The Auburn Journal has just published a great article from a hiker's perspective on 4wheeling the Rubicon Trail after his attendance at the 62nd Annual Jeeper's Jamboree. The Rubicon Trail Foundation's Facebook page had this to say about the article:
Here is an article in the Auburn Journal written by Eyragon Eidam. Eyragon is an admittedly avid back packer, had his core beliefs of the trail and its users rocked this past weekend at the 62nd Annual Jeepers Jamboree. Here are a few "quotes" from the journalist who just got bit by the off road bug:
"I expected a Mad Max environment, it's nothing like that, people are respectful and friendly."
"This is cleaner than most hiking trails I've ever seen."
"I'm going home and convincing my wife to sell the Honda and buy a Jeep."
We look forward to seeing you and your family on the trail Eyragon!
The article includes some snippets from interviews with Bob Sweeney, president of Jeepers and Jeep Jamboree Inc. and Sean Russell, director of the Rubicon Trail Foundation. Perhaps the best part is the focus on protecting the environment and preserving this trail for future generations:
Despite criticism to the contrary, organizers and drivers with the Jamboree were very conscious of their environmental “tireprint” on the rugged, wild landscape. In addition to environmentally friendly oil spill clean up kits and a pack-it-in, pack-it-out mentality, participants could be seen stopping trailside to pickup errant litter left by other trail users.Head on over to The Auburn Journal to read the entire article and see for yourself the positive impression we made in the mind of a non-4wheeler.
Sweeney said these ongoing efforts will not only help to ensure the use of the trail for future years, but also help to keep the area a place people want to visit in between Jamborees.

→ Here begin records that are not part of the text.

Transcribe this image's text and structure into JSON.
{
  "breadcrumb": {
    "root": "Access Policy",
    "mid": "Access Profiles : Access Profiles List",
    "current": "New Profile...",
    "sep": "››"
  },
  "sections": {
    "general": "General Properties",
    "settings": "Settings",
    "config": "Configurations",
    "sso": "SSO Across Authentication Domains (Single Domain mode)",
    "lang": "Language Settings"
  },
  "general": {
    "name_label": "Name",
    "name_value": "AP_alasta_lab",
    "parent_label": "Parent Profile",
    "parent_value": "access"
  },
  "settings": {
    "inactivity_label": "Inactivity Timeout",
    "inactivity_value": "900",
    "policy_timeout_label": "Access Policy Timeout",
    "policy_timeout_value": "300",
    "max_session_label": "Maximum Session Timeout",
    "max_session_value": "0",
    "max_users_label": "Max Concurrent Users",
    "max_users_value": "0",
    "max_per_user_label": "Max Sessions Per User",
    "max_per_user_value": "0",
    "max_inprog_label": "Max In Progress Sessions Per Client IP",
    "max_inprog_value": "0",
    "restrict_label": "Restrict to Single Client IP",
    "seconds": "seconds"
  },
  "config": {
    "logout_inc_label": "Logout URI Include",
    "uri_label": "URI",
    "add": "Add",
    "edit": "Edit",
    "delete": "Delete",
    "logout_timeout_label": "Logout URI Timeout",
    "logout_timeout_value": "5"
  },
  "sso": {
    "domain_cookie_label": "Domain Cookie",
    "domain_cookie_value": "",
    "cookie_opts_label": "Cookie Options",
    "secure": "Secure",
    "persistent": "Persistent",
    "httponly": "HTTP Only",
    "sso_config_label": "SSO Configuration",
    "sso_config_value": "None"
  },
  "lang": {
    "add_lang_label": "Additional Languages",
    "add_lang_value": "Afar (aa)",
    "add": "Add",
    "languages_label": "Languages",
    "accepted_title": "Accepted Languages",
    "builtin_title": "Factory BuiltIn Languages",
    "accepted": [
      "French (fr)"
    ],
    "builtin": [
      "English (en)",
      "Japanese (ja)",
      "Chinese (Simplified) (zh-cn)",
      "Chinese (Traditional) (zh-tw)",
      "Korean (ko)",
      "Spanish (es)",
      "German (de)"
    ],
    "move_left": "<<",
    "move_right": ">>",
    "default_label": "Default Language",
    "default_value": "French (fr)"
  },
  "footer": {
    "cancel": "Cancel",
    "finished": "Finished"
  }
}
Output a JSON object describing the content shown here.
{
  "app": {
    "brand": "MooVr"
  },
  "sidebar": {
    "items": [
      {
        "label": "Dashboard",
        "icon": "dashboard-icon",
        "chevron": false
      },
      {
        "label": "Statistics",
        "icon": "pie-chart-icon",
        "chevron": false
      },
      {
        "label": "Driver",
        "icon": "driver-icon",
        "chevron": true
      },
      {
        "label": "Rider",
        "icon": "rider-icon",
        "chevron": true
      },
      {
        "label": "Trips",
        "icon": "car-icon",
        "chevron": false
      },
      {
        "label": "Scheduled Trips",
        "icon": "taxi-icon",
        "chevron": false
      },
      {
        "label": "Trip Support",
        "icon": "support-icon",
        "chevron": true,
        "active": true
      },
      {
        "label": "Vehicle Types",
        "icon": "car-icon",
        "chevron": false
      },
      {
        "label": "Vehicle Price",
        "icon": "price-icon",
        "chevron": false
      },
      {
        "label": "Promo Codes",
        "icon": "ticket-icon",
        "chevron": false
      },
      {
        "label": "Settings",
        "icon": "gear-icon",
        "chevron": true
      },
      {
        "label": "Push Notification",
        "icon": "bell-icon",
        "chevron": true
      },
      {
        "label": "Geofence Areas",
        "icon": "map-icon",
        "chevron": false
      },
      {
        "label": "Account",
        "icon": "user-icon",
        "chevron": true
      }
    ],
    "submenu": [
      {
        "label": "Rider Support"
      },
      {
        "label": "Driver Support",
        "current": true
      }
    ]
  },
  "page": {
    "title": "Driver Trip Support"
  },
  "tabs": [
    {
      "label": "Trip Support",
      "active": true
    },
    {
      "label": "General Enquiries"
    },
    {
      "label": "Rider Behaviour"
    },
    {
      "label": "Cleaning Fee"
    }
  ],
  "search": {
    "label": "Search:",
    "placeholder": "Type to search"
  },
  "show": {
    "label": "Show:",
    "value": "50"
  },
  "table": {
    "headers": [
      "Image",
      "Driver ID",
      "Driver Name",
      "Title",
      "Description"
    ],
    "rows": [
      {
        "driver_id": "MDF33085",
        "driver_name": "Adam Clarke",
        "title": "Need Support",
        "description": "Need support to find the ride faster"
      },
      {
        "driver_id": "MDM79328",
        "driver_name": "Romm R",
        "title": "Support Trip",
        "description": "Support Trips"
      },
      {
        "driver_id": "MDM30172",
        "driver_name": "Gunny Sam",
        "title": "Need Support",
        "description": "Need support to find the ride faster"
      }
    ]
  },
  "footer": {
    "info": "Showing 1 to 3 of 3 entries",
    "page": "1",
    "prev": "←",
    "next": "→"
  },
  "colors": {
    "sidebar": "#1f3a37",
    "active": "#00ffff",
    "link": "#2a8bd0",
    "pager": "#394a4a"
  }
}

“We’re more environmentally conscious than hikers,” Sweeney said.
Sean Russell, director of the Rubicon Trail Foundation, said partnerships among government agencies, the Jamboree and volunteer groups are key in preserving the trail for future generations.